╭─ Dataset entries

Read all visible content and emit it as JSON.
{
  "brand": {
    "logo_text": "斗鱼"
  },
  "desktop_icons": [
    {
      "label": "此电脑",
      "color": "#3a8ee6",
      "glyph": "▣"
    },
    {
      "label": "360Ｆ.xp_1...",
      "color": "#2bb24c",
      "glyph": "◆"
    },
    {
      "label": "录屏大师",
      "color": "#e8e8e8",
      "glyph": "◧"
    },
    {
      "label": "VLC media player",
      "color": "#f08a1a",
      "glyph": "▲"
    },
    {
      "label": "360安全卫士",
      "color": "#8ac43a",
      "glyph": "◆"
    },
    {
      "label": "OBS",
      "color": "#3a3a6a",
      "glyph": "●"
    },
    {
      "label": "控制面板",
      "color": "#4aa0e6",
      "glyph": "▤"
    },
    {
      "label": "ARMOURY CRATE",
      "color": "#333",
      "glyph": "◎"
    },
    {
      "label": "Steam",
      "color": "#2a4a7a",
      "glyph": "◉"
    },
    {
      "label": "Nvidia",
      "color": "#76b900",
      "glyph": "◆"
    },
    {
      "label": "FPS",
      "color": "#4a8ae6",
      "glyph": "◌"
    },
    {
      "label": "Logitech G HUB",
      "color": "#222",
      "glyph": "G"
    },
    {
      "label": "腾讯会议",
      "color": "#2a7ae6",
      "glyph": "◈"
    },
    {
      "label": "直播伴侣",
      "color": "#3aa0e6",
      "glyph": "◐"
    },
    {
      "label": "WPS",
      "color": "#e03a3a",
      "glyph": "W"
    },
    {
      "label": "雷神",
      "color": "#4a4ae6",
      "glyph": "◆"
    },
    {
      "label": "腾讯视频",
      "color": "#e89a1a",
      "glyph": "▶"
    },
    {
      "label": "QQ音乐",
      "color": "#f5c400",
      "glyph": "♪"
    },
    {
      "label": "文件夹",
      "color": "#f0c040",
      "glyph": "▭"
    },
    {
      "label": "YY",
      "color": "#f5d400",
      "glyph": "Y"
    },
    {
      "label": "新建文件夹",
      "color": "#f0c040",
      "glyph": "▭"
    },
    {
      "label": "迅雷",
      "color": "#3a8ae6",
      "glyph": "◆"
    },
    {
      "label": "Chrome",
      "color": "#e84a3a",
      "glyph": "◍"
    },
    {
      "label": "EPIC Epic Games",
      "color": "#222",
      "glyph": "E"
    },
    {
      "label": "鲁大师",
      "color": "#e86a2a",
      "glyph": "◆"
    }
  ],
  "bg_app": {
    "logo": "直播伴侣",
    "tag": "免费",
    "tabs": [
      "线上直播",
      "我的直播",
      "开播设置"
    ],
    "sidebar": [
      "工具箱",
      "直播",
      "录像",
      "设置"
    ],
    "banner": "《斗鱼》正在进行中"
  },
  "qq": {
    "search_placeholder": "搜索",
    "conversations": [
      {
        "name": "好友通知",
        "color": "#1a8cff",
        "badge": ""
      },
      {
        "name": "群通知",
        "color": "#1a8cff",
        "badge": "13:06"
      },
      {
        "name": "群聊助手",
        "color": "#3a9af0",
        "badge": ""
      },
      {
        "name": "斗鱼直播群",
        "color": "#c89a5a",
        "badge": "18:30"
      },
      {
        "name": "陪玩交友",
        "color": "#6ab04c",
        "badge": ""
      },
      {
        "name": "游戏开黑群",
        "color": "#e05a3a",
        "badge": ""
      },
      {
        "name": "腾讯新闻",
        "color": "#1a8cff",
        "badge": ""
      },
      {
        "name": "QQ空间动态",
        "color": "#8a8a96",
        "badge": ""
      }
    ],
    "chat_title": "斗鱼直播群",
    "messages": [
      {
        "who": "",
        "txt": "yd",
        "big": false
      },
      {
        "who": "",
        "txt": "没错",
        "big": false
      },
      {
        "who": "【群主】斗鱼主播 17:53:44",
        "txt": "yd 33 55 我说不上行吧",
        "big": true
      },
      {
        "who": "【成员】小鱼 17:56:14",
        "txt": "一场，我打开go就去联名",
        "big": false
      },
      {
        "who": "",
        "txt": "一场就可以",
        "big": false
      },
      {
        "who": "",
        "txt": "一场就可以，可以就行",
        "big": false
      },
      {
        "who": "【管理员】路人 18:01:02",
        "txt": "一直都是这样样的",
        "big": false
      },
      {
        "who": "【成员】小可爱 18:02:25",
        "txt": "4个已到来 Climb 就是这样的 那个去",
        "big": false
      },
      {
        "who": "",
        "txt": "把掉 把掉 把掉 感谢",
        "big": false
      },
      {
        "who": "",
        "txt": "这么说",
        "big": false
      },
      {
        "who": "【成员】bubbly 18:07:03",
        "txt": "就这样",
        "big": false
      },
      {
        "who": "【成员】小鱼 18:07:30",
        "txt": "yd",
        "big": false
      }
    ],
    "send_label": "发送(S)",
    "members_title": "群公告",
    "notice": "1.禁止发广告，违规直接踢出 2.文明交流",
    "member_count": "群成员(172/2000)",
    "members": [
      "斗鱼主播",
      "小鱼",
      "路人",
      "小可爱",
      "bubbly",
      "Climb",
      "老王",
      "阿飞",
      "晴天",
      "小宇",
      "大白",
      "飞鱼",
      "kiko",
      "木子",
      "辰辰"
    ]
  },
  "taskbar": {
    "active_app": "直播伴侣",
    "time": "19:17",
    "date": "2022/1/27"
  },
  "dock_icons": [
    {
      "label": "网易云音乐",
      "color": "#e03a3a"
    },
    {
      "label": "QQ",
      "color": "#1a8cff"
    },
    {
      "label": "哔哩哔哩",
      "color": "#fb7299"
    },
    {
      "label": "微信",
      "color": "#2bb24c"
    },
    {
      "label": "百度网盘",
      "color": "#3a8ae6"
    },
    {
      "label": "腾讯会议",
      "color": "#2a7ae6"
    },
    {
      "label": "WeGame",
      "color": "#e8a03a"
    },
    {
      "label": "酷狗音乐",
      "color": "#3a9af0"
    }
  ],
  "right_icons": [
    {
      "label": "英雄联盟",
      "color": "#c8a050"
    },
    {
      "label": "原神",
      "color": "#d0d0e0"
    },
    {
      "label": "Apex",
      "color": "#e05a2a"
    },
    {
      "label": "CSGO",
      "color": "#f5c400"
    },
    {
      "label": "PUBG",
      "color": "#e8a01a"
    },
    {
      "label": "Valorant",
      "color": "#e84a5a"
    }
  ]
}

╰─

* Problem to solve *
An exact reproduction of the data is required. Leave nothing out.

* Solution to the problem *
Read all visible content and emit it as JSON.
{
  "brand": {
    "logo_text": "斗鱼"
  },
  "desktop_icons": [
    {
      "label": "此电脑",
      "color": "#3a8ee6",
      "glyph": "▣"
    },
    {
      "label": "360Ｆ.xp_1...",
      "color": "#2bb24c",
      "glyph": "◆"
    },
    {
      "label": "录屏大师",
      "color": "#e8e8e8",
      "glyph": "◧"
    },
    {
      "label": "VLC media player",
      "color": "#f08a1a",
      "glyph": "▲"
    },
    {
      "label": "360安全卫士",
      "color": "#8ac43a",
      "glyph": "◆"
    },
    {
      "label": "OBS",
      "color": "#3a3a6a",
      "glyph": "●"
    },
    {
      "label": "控制面板",
      "color": "#4aa0e6",
      "glyph": "▤"
    },
    {
      "label": "ARMOURY CRATE",
      "color": "#333",
      "glyph": "◎"
    },
    {
      "label": "Steam",
      "color": "#2a4a7a",
      "glyph": "◉"
    },
    {
      "label": "Nvidia",
      "color": "#76b900",
      "glyph": "◆"
    },
    {
      "label": "FPS",
      "color": "#4a8ae6",
      "glyph": "◌"
    },
    {
      "label": "Logitech G HUB",
      "color": "#222",
      "glyph": "G"
    },
    {
      "label": "腾讯会议",
      "color": "#2a7ae6",
      "glyph": "◈"
    },
    {
      "label": "直播伴侣",
      "color": "#3aa0e6",
      "glyph": "◐"
    },
    {
      "label": "WPS",
      "color": "#e03a3a",
      "glyph": "W"
    },
    {
      "label": "雷神",
      "color": "#4a4ae6",
      "glyph": "◆"
    },
    {
      "label": "腾讯视频",
      "color": "#e89a1a",
      "glyph": "▶"
    },
    {
      "label": "QQ音乐",
      "color": "#f5c400",
      "glyph": "♪"
    },
    {
      "label": "文件夹",
      "color": "#f0c040",
      "glyph": "▭"
    },
    {
      "label": "YY",
      "color": "#f5d400",
      "glyph": "Y"
    },
    {
      "label": "新建文件夹",
      "color": "#f0c040",
      "glyph": "▭"
    },
    {
      "label": "迅雷",
      "color": "#3a8ae6",
      "glyph": "◆"
    },
    {
      "label": "Chrome",
      "color": "#e84a3a",
      "glyph": "◍"
    },
    {
      "label": "EPIC Epic Games",
      "color": "#222",
      "glyph": "E"
    },
    {
      "label": "鲁大师",
      "color": "#e86a2a",
      "glyph": "◆"
    }
  ],
  "bg_app": {
    "logo": "直播伴侣",
    "tag": "免费",
    "tabs": [
      "线上直播",
      "我的直播",
      "开播设置"
    ],
    "sidebar": [
      "工具箱",
      "直播",
      "录像",
      "设置"
    ],
    "banner": "《斗鱼》正在进行中"
  },
  "qq": {
    "search_placeholder": "搜索",
    "conversations": [
      {
        "name": "好友通知",
        "color": "#1a8cff",
        "badge": ""
      },
      {
        "name": "群通知",
        "color": "#1a8cff",
        "badge": "13:06"
      },
      {
        "name": "群聊助手",
        "color": "#3a9af0",
        "badge": ""
      },
      {
        "name": "斗鱼直播群",
        "color": "#c89a5a",
        "badge": "18:30"
      },
      {
        "name": "陪玩交友",
        "color": "#6ab04c",
        "badge": ""
      },
      {
        "name": "游戏开黑群",
        "color": "#e05a3a",
        "badge": ""
      },
      {
        "name": "腾讯新闻",
        "color": "#1a8cff",
        "badge": ""
      },
      {
        "name": "QQ空间动态",
        "color": "#8a8a96",
        "badge": ""
      }
    ],
    "chat_title": "斗鱼直播群",
    "messages": [
      {
        "who": "",
        "txt": "yd",
        "big": false
      },
      {
        "who": "",
        "txt": "没错",
        "big": false
      },
      {
        "who": "【群主】斗鱼主播 17:53:44",
        "txt": "yd 33 55 我说不上行吧",
        "big": true
      },
      {
        "who": "【成员】小鱼 17:56:14",
        "txt": "一场，我打开go就去联名",
        "big": false
      },
      {
        "who": "",
        "txt": "一场就可以",
        "big": false
      },
      {
        "who": "",
        "txt": "一场就可以，可以就行",
        "big": false
      },
      {
        "who": "【管理员】路人 18:01:02",
        "txt": "一直都是这样样的",
        "big": false
      },
      {
        "who": "【成员】小可爱 18:02:25",
        "txt": "4个已到来 Climb 就是这样的 那个去",
        "big": false
      },
      {
        "who": "",
        "txt": "把掉 把掉 把掉 感谢",
        "big": false
      },
      {
        "who": "",
        "txt": "这么说",
        "big": false
      },
      {
        "who": "【成员】bubbly 18:07:03",
        "txt": "就这样",
        "big": false
      },
      {
        "who": "【成员】小鱼 18:07:30",
        "txt": "yd",
        "big": false
      }
    ],
    "send_label": "发送(S)",
    "members_title": "群公告",
    "notice": "1.禁止发广告，违规直接踢出 2.文明交流",
    "member_count": "群成员(172/2000)",
    "members": [
      "斗鱼主播",
      "小鱼",
      "路人",
      "小可爱",
      "bubbly",
      "Climb",
      "老王",
      "阿飞",
      "晴天",
      "小宇",
      "大白",
      "飞鱼",
      "kiko",
      "木子",
      "辰辰"
    ]
  },
  "taskbar": {
    "active_app": "直播伴侣",
    "time": "19:17",
    "date": "2022/1/27"
  },
  "dock_icons": [
    {
      "label": "网易云音乐",
      "color": "#e03a3a"
    },
    {
      "label": "QQ",
      "color": "#1a8cff"
    },
    {
      "label": "哔哩哔哩",
      "color": "#fb7299"
    },
    {
      "label": "微信",
      "color": "#2bb24c"
    },
    {
      "label": "百度网盘",
      "color": "#3a8ae6"
    },
    {
      "label": "腾讯会议",
      "color": "#2a7ae6"
    },
    {
      "label": "WeGame",
      "color": "#e8a03a"
    },
    {
      "label": "酷狗音乐",
      "color": "#3a9af0"
    }
  ],
  "right_icons": [
    {
      "label": "英雄联盟",
      "color": "#c8a050"
    },
    {
      "label": "原神",
      "color": "#d0d0e0"
    },
    {
      "label": "Apex",
      "color": "#e05a2a"
    },
    {
      "label": "CSGO",
      "color": "#f5c400"
    },
    {
      "label": "PUBG",
      "color": "#e8a01a"
    },
    {
      "label": "Valorant",
      "color": "#e84a5a"
    }
  ]
}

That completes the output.